>>>>

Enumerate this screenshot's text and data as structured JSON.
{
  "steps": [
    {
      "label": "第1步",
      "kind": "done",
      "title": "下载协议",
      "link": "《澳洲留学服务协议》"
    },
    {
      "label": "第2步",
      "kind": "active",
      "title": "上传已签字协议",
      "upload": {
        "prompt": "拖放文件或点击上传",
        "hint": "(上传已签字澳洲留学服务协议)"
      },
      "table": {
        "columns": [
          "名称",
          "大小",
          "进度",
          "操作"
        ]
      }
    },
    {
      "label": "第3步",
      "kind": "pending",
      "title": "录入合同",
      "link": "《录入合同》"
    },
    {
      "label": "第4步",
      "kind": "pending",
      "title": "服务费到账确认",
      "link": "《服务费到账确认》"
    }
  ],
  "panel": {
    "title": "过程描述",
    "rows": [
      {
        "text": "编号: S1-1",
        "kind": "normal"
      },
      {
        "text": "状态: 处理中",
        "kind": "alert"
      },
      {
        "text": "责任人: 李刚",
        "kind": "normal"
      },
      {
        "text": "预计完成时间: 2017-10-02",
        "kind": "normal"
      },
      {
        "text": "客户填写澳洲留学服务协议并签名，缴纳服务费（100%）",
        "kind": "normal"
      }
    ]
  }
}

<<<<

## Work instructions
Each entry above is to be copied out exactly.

## Result for this exercise
Enumerate this screenshot's text and data as structured JSON.
{
  "steps": [
    {
      "label": "第1步",
      "kind": "done",
      "title": "下载协议",
      "link": "《澳洲留学服务协议》"
    },
    {
      "label": "第2步",
      "kind": "active",
      "title": "上传已签字协议",
      "upload": {
        "prompt": "拖放文件或点击上传",
        "hint": "(上传已签字澳洲留学服务协议)"
      },
      "table": {
        "columns": [
          "名称",
          "大小",
          "进度",
          "操作"
        ]
      }
    },
    {
      "label": "第3步",
      "kind": "pending",
      "title": "录入合同",
      "link": "《录入合同》"
    },
    {
      "label": "第4步",
      "kind": "pending",
      "title": "服务费到账确认",
      "link": "《服务费到账确认》"
    }
  ],
  "panel": {
    "title": "过程描述",
    "rows": [
      {
        "text": "编号: S1-1",
        "kind": "normal"
      },
      {
        "text": "状态: 处理中",
        "kind": "alert"
      },
      {
        "text": "责任人: 李刚",
        "kind": "normal"
      },
      {
        "text": "预计完成时间: 2017-10-02",
        "kind": "normal"
      },
      {
        "text": "客户填写澳洲留学服务协议并签名，缴纳服务费（100%）",
        "kind": "normal"
      }
    ]
  }
}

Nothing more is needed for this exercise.